As shown in the chart below, companies are adopting a multicloud strategy. The vast majority (81%) of respondents reported they use more than one public cloud platform; 55% of respondents reported using three or more.
Siloed Cloud Security Tools are Exacerbating the Problem
In addition, the vast majority of respondents use three or more public cloud security tools (87%), with 57% using five or more. As shown in the chart below, there appears to be a correlation between number of tools and alert fatigue.
The types of tools most used are network scanning tools (84%), followed closely by cloud platform-native security tools (82%).
A notable trend was revealed when respondents with multicloud environments and multiple tools deployed reported experiencing the highest volume of daily alerts.
The data show that the more tools security teams deploy, the more alerts they receive. The proportion of false positives also seems to increase as more tools are deployed. This adds more alerts to the daily stream, some of which are multiple tools reporting the same issues, creating duplicate work for security teams.
Critical Cloud Security Alerts Reportedly Get Missed Every Day
Alert fatigue has now become a critical risk for IT and security leaders to manage. In fact, 55% of respondents said their team has missed critical alerts in the past due to ineffective alert prioritization. Of these respondents, 22% said they missed critical alerts daily, 41% weekly and 26% monthly.
Looking at Cloud Security Tools with Rose-Colored Glasses?
According to the survey, the respondents’ awareness of security tool performance may be part of the problem. While the vast majority of the IT security decision-makers noted they believe their cloud security tools work fine, they still report alert fatigue as a significant problem and have experienced security issues as a result. Ninety-five percent of respondents feel confident in the accuracy of their security tools, yet 43% say more than 40% of their alerts are false positives and/or a low priority. It’s clear that there are some rose-colored glasses when it comes to cloud security tool performance.
Lost Time, Low Morale and Increased Turnover
The number of security alerts flowing out of public cloud environments wastes valuable time and hurts morale. Fifty-six percent of respondents say they spend more than 20% of their day prioritizing alerts for investigation.

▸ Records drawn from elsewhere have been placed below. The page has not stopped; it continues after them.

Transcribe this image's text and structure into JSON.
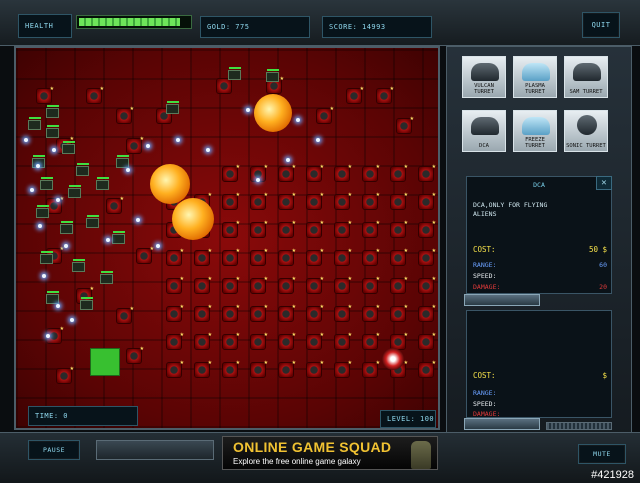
{
  "hud": {
    "health_label": "HEALTH",
    "health_fraction": 0.92,
    "gold_text": "GOLD: 775",
    "score_text": "SCORE: 14993",
    "quit_label": "QUIT",
    "time_text": "TIME:   0",
    "level_text": "LEVEL: 100"
  },
  "towers": [
    {
      "label": "VULCAN TURRET",
      "icon": "vulcan-turret-icon"
    },
    {
      "label": "PLASMA TURRET",
      "icon": "plasma-turret-icon"
    },
    {
      "label": "SAM TURRET",
      "icon": "sam-turret-icon"
    },
    {
      "label": "DCA",
      "icon": "dca-turret-icon"
    },
    {
      "label": "FREEZE TURRET",
      "icon": "freeze-turret-icon"
    },
    {
      "label": "SONIC TURRET",
      "icon": "sonic-turret-icon"
    }
  ],
  "info": {
    "title": "DCA",
    "close": "✕",
    "description": "DCA,ONLY FOR FLYING\nALIENS",
    "cost_label": "COST:",
    "cost_value": "50 $",
    "range_label": "RANGE:",
    "range_value": "60",
    "speed_label": "SPEED:",
    "speed_value": "",
    "damage_label": "DAMAGE:",
    "damage_value": "20"
  },
  "info2": {
    "cost_label": "COST:",
    "cost_value": "$",
    "range_label": "RANGE:",
    "speed_label": "SPEED:",
    "damage_label": "DAMAGE:"
  },
  "bottom": {
    "pause_label": "PAUSE",
    "mute_label": "MUTE",
    "ad_title": "ONLINE GAME SQUAD",
    "ad_subtitle": "Explore the free online game galaxy"
  },
  "watermark": "#421928",
  "colors": {
    "field": "#6a0606",
    "cost": "#f6e24a",
    "range": "#6aa0ff",
    "damage": "#e03a3a",
    "health": "#6ee55a"
  }
}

Sixty-two percent reported alert fatigue as a contributing factor to turnover — something organizations can ill afford in an environment with a zero unemployment rate for IT security professionals.
Key Recommendations to Solve Cloud Security Alert Fatigue
The new report provides five ways that IT security leaders can address alert fatigue while improving security outcomes.
- Tool consolidation: Instead of adding more siloed tools, consolidate tools in fewer platforms to avoid duplicated alerts and improve risk prioritization using centralized contextual information to discover dangerous risk combinations. Over the past two years previously distinct tools such as cloud security posture management (CSPM), cloud workload protection platform (CWPP) and cloud infrastructure entitlements management (CIEM) have been unified into a new category called cloud native application protection platform (CNAPP).
- Demand more from your security tools: Ask security vendors how they prioritize risk. Ensure that they combine numerous factors such as severity, ease of exploitation, accessibility and potential business impact.
- Protect the target instead of the entry point: Make sure you know where your most critical assets are, and find out if your security vendor automatically prioritizes risks based on potential exposure of these assets.
- Focus on attack paths: Security teams need to shift from investigating siloed alerts to investigating and prioritizing attack chains to get quicker insight into which issues need to be fixed first.
- Strategic remediation: Instead of trying to fix all alerts in the attack chain, start by fixing the one that breaks the chain to stem the most immediate danger.
To benchmark yourself against your peers and gain valuable insights and best practices, download the Orca Security 2022 Cloud Security Alert Fatigue Report.